▶ [Work required] Which of the lines below hold "shortcut"? Please return each one.

+-------+

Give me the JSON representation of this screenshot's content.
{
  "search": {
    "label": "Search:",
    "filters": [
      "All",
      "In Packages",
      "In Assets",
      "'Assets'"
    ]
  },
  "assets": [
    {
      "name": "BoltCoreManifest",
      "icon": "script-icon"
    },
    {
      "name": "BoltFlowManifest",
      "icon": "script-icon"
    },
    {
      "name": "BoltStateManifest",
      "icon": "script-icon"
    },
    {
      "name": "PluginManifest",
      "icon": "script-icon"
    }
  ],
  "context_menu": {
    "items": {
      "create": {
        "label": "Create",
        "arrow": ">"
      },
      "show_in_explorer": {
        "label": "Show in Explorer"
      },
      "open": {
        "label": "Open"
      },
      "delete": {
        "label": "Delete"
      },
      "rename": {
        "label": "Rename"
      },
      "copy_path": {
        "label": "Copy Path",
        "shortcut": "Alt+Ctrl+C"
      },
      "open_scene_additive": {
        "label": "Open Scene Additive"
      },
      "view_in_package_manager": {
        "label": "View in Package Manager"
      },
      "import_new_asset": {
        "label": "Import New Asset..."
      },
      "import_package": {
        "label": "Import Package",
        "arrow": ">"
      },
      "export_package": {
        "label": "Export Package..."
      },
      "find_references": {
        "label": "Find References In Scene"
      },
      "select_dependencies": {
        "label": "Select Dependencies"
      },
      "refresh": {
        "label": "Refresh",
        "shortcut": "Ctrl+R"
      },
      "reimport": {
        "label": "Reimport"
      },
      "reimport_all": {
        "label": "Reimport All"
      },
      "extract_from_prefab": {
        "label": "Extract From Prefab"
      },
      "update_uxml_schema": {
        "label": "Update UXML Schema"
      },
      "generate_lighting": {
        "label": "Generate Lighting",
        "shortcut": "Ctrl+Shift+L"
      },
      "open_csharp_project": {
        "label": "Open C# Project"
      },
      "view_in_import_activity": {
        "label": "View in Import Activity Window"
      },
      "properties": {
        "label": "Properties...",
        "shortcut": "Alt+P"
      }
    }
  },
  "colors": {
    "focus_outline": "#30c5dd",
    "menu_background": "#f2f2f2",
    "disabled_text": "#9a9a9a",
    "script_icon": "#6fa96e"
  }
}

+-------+

▶ [Reply to the exercise]
        "shortcut": "Alt+Ctrl+C"
        "shortcut": "Ctrl+R"
        "shortcut": "Ctrl+Shift+L"
        "shortcut": "Alt+P"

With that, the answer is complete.